There is no form to fill for joining an HUF. All lineal descendants of the karta, their spouses and children automatically become members of his family. Wives join the HUF as members, while children join on birth as co-parceners. “Even the unborn child of a member has an equal share in the HUF,” points out Goel.
Till a few years ago, there was a gender bias in the HUF rules because females id not have an equal share in the ancestral property. This changed in 2005 when the Hindu Succession Act was amended to give equal rights to daughters even after they were married. “The 2005 amendment was a watershed for female rights,” beams chartered accountant Minal Agarwal.
Income and tax of HUF
There are five basic heads of income, including salary, capital gains, rent, profit from business, and income from other sources. Except for salary, the HUF can earn from all of these. It can invest the initial corpus as well as the gifts received in subsequent years to earn capital gains. Ancestral property can be let out to earn rental income. It can also start a business and earn profit from it. Interest and royalty incomes are categorised as other sources.
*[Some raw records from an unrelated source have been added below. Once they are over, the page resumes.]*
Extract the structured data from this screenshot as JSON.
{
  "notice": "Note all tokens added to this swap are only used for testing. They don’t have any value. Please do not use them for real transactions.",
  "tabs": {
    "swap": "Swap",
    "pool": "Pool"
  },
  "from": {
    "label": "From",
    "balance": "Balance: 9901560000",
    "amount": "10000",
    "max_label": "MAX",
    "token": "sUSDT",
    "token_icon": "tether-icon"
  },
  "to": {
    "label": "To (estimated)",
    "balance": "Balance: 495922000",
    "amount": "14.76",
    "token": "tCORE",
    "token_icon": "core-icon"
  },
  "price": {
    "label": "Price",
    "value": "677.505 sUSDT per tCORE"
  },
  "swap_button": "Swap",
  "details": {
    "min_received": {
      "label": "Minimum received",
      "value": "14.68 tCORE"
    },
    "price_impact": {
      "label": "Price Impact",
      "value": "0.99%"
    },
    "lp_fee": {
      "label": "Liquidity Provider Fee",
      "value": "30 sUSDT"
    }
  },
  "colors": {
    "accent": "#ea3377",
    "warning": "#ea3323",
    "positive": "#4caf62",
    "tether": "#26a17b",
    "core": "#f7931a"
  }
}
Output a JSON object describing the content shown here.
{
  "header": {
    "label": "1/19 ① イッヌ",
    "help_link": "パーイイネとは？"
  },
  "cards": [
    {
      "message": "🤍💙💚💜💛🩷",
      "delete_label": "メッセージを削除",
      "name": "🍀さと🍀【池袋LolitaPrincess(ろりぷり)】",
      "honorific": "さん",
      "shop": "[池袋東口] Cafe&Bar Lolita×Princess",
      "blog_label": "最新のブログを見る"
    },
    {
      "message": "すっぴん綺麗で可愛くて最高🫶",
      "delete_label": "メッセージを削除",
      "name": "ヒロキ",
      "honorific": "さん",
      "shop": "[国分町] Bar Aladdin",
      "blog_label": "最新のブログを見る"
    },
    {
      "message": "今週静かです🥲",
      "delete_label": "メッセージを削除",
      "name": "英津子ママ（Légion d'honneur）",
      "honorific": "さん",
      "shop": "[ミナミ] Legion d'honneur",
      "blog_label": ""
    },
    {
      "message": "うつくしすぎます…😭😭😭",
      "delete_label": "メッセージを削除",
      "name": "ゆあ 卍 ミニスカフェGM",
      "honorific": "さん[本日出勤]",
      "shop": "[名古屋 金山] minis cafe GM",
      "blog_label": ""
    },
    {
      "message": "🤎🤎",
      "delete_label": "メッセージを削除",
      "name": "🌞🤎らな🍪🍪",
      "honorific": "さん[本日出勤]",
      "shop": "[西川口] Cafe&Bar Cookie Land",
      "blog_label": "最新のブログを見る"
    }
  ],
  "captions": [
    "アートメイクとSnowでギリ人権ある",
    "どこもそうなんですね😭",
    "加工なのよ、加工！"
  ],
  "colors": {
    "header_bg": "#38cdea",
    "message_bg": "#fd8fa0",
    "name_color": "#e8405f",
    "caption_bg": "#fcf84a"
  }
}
The karta will have to maintain the books of accounts of the HUF and file tax returns on its behalf. The date of filing tax returns and the tax rate are no different from that of individual taxpayers. He also needs to invest to save tax under Section 80C and 80CCF.
Should you go for HUF?
The HUF arrangement especially suits taxpayers who also have income from ancestral property and expect to inherit financial assets. Such taxpayers will be able to divert the inheritance to the HUF, thus preventing their personal tax liability from shooting up. It may not be advantageous for someone with a low income or who doesn’t have ancestral property.
Similarly, it will be particularly useful for taxpayers with a very high savings rate. Many taxpayers in the high income bracket quickly exhaust their Sec 80C limit by the PF and children’s school fee. They will be able to get tax benefits on other investments. However, somebody who is not able to save the 1 lakh under Section 80C will not gain from the additional deduction available to his HUF.
Even so, keep in mind that once an HUF is established and assets are transferred to the family hotchpot, the income from these assets would continue to be assessed as HUF income till the HUF is partitioned completely. It is also essential that all co-parceners act in the best interest of the family. “Every co-parcener can demand the partition of the HUF property. Even if one asks for his share, the entire HUF will have to be partitioned,” points out Priyambada Sen, senior manager with Deloitte India.
HUF in 3 steps Here are the legal formalities involved in forming an HUF.
Use a capital asset to establish the corpus of the HUF. This can be ancestral property, assets gifted by relatives and friends, or received by the HUF through a will. If you give a personal asset to the HUF, the income will be clubbed with your own. Gifts of over 50,000 a year received by HUF will be taxable. The best way is for the HUF to receive assets as part of a will.
You have to prepare a deed on stamp paper declaring the formation of the HUF. It should have all the details, including the name of karta, co-parceners, address and source of funds in the corpus. Once the declaration deed is made, the karta should apply for a permanent account number (PAN) for the HUF. This is mandatory because all financial transactions must carry PAN.
After you are allotted a PAN, open a bank account in the name of the HUF.  It is also advisable to get some stationery printed for official communication. The HUF is now functional. The karta will have to invest in tax-saving instruments and file tax returns on behalf of the HUF.